Copy all lines below containing "waren".

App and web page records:
—————
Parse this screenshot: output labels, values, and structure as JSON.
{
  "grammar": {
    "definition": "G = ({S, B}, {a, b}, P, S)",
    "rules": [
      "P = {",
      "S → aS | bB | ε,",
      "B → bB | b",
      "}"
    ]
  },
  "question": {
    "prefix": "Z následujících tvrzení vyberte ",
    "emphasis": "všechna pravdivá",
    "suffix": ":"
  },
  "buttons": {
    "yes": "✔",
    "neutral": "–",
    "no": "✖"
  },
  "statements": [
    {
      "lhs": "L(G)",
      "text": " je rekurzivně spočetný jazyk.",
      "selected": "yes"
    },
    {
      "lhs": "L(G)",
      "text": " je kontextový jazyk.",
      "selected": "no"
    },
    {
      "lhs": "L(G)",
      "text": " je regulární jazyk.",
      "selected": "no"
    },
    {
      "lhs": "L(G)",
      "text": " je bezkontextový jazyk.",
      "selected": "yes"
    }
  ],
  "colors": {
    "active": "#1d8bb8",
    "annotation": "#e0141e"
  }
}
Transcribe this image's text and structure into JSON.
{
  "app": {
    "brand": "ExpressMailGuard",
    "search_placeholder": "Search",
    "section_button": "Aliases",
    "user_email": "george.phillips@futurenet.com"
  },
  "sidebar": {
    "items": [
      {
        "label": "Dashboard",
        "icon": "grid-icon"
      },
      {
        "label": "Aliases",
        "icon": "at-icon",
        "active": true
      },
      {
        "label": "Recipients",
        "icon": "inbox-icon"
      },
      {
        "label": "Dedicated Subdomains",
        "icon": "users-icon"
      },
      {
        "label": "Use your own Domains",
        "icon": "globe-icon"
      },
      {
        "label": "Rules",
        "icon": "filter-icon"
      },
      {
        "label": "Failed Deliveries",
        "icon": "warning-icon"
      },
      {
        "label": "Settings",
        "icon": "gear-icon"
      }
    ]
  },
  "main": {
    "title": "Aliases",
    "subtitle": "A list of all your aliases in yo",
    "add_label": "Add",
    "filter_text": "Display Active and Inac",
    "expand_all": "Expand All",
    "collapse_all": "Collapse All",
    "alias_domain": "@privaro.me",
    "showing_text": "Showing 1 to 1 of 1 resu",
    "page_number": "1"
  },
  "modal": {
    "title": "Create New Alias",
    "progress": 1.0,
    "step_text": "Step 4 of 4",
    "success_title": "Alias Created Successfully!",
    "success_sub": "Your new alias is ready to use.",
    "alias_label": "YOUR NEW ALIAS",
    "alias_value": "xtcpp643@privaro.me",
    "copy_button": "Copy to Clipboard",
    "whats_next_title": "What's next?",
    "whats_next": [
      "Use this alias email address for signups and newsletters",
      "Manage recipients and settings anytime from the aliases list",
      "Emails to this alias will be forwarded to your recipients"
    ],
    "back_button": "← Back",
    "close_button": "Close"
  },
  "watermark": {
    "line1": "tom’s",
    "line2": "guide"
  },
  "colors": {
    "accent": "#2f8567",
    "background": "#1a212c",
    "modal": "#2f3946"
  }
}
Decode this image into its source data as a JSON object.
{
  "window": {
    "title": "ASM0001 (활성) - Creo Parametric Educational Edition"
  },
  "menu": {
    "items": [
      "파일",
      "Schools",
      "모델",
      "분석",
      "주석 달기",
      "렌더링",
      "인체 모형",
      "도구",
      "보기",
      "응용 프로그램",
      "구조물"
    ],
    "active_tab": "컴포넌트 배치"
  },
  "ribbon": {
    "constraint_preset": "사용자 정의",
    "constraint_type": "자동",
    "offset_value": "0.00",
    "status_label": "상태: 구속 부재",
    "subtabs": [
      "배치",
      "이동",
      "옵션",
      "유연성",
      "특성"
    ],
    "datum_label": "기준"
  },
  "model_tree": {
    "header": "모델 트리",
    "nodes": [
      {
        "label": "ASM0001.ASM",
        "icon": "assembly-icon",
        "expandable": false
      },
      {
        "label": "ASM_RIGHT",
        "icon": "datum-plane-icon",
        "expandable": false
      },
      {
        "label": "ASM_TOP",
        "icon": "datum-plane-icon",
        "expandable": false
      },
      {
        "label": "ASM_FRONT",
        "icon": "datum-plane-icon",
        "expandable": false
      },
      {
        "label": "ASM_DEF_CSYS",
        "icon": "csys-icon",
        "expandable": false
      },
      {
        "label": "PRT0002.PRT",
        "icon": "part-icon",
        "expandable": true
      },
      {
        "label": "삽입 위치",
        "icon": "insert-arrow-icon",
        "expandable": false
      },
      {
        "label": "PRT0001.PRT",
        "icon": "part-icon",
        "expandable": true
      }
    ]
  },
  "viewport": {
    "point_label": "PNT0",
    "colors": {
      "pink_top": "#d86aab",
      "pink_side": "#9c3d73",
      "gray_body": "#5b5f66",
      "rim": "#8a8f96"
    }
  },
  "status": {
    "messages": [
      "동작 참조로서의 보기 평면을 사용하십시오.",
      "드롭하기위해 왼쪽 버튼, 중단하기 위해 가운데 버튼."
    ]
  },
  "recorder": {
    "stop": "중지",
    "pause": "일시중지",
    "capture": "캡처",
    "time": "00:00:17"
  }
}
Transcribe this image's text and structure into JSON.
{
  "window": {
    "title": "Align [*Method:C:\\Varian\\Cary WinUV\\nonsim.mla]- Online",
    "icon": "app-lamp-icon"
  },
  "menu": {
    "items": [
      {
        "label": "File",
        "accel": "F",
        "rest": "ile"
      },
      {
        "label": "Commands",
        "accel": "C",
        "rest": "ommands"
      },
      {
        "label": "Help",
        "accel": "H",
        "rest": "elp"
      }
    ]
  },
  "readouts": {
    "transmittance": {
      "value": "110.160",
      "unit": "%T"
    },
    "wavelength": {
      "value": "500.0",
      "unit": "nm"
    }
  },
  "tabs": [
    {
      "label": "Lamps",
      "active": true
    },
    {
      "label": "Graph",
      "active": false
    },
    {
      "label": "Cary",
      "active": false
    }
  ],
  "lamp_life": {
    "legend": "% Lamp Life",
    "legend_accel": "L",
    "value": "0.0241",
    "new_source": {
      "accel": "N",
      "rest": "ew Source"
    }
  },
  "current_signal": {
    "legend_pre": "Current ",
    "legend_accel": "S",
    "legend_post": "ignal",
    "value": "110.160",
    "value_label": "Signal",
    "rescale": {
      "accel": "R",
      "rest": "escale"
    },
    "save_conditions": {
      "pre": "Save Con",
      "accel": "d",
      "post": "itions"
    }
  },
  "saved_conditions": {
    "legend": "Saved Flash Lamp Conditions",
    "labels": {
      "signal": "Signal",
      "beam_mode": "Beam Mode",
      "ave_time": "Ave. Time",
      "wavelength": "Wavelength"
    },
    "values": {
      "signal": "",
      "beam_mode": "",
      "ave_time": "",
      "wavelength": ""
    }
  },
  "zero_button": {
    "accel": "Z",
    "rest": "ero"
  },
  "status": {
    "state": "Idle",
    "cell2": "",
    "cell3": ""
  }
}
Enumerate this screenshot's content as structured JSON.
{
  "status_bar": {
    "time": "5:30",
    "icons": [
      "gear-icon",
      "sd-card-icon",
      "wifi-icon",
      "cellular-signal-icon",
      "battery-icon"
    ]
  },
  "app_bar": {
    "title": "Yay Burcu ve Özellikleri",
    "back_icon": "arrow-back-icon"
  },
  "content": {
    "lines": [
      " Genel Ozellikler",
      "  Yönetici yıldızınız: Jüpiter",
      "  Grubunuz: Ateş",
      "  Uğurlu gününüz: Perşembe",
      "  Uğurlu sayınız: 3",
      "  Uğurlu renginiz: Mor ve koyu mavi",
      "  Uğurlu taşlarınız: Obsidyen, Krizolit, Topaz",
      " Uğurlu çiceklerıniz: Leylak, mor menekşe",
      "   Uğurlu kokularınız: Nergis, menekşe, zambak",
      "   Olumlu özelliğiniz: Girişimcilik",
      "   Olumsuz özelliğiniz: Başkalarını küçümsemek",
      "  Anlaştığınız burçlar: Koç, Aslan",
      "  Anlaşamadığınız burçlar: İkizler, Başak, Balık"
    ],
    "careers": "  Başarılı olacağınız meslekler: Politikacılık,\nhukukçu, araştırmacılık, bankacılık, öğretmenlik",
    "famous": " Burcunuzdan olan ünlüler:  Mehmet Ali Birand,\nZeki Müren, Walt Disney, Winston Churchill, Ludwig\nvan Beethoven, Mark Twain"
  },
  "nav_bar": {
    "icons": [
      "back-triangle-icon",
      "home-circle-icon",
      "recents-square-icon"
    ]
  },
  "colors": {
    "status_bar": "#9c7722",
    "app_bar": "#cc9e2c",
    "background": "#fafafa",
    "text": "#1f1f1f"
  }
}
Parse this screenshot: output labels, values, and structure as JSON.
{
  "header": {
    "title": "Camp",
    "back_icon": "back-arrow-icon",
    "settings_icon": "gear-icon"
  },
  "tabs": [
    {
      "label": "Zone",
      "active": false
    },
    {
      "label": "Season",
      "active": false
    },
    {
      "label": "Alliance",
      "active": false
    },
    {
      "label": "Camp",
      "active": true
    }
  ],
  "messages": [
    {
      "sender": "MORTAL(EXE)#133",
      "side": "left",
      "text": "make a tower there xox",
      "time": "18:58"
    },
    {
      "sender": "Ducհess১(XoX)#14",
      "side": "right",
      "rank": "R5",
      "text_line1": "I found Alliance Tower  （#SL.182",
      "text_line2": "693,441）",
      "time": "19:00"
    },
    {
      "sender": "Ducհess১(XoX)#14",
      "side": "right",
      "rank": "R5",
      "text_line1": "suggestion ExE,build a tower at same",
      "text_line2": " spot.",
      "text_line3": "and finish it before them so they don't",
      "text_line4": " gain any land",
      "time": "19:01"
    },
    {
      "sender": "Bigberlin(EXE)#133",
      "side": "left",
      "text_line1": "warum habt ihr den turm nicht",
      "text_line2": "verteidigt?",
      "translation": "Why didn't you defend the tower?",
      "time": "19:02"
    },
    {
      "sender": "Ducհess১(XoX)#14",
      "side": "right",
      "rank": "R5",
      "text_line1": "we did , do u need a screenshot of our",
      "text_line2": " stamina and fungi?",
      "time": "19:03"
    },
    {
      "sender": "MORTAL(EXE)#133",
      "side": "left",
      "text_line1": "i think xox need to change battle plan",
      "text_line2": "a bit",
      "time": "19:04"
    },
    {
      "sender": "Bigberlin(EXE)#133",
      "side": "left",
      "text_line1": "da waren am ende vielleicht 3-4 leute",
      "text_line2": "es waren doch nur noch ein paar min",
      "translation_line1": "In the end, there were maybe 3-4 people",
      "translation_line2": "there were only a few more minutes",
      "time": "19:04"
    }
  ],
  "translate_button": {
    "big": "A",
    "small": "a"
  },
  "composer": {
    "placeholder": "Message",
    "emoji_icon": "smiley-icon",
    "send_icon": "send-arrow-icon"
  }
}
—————
ANSWER:
      "text_line1": "da waren am ende vielleicht 3-4 leute",
      "text_line2": "es waren doch nur noch ein paar min",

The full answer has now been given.